Look through the records and copy each line with the string "index" in it.
(EXTRACTED INFORMATION begins)
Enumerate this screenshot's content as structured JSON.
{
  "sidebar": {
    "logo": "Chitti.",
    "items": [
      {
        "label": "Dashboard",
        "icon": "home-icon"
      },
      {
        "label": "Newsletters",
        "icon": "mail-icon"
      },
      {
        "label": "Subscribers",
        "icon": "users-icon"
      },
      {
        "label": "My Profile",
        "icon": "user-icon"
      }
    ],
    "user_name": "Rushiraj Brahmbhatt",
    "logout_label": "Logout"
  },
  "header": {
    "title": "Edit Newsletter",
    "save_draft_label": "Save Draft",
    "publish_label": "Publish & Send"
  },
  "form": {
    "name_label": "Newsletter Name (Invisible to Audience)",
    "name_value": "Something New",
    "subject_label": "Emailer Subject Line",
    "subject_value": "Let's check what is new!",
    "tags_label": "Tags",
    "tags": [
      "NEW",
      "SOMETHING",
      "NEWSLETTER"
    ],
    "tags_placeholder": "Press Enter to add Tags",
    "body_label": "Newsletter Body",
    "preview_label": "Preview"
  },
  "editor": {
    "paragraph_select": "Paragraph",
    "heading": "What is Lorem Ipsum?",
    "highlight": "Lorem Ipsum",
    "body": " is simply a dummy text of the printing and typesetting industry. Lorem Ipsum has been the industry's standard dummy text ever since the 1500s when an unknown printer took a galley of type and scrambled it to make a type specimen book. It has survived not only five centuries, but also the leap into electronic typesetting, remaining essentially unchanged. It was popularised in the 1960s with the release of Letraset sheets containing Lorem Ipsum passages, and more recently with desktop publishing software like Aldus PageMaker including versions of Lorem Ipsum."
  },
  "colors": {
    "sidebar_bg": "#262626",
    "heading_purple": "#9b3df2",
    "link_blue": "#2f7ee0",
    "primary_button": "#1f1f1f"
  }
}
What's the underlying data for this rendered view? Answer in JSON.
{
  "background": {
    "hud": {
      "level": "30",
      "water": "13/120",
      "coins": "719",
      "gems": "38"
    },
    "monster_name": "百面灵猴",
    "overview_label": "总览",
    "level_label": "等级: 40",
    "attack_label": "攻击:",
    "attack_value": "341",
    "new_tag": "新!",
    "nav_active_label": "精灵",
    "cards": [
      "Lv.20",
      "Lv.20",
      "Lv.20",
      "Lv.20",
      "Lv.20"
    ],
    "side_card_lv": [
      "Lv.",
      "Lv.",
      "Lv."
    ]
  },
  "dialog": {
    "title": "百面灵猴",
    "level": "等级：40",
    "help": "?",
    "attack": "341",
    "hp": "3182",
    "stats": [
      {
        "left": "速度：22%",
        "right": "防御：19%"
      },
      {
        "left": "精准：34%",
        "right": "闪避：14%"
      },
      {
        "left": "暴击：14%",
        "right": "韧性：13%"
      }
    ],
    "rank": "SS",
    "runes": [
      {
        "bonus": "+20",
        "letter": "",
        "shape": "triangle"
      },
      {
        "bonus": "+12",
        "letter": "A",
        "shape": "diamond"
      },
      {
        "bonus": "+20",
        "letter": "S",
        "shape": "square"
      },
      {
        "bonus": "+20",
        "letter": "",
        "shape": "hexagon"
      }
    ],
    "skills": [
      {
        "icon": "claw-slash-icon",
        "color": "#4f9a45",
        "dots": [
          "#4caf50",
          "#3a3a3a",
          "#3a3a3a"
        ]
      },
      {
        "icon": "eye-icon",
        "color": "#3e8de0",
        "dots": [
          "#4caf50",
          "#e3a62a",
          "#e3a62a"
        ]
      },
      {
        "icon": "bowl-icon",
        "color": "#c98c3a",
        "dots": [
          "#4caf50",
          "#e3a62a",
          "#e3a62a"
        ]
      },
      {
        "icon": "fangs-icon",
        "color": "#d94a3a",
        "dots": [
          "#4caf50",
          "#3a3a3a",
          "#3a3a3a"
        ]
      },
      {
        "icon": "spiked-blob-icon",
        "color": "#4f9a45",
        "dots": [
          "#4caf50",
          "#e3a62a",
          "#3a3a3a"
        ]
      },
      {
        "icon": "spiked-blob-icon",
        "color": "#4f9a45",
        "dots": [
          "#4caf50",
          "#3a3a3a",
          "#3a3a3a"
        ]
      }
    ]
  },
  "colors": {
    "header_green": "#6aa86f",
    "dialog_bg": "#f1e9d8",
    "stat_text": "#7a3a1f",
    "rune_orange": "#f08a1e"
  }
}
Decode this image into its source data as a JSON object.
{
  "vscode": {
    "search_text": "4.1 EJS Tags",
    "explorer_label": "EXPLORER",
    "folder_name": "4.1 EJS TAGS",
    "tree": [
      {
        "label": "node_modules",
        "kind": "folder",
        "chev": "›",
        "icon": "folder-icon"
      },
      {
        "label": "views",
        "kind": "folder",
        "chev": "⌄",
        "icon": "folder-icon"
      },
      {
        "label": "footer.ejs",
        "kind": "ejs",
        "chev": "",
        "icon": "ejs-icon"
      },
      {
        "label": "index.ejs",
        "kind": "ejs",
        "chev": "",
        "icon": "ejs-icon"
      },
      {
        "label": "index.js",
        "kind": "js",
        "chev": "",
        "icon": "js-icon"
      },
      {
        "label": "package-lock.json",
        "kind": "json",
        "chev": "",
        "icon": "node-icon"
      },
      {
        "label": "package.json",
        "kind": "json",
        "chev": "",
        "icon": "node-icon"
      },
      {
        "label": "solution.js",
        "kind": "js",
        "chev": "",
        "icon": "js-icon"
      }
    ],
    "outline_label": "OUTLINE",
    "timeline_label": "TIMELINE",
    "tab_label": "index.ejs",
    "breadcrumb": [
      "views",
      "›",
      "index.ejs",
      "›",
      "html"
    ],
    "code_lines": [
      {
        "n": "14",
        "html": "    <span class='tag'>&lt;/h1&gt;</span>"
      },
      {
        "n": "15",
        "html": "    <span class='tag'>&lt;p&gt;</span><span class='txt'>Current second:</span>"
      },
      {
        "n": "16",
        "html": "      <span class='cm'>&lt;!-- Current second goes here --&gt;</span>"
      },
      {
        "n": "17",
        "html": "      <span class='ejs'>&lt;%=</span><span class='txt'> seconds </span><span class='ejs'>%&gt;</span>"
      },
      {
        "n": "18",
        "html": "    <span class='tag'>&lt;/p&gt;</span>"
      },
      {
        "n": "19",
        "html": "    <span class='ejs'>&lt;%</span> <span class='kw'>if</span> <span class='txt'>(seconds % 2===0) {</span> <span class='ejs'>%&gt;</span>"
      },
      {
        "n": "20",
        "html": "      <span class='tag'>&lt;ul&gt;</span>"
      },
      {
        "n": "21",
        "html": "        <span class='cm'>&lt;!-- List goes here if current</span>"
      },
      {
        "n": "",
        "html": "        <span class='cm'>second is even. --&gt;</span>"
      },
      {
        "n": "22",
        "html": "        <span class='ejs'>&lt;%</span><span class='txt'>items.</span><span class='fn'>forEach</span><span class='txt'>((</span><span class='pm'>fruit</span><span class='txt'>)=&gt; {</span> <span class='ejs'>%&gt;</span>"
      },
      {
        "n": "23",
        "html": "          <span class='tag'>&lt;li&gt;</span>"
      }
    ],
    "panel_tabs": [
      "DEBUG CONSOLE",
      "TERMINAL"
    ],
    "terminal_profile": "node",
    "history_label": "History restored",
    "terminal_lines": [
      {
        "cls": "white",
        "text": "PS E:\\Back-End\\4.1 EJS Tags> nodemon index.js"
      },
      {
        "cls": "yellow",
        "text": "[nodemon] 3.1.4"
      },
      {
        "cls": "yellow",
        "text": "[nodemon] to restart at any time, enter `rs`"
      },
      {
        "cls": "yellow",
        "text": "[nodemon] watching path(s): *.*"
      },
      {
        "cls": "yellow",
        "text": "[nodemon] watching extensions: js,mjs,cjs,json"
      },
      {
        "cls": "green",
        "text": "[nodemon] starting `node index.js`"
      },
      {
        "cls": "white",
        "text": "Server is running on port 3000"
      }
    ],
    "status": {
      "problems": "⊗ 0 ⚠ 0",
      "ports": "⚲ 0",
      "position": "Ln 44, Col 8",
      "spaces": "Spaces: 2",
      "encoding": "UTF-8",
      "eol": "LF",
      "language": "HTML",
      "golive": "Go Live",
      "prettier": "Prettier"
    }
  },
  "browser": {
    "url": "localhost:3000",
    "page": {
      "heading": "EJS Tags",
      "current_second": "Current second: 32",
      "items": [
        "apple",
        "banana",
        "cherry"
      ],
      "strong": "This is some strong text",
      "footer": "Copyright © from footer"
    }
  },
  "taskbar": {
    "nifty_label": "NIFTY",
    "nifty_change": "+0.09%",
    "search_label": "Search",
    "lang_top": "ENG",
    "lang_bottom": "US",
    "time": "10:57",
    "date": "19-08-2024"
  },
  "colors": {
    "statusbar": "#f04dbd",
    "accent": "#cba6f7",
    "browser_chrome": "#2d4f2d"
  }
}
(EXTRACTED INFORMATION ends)
■ SOLUTION:
        "label": "index.ejs",
        "label": "index.js",
    "tab_label": "index.ejs",
      "index.ejs",
        "text": "PS E:\\Back-End\\4.1 EJS Tags> nodemon index.js"
        "text": "[nodemon] starting `node index.js`"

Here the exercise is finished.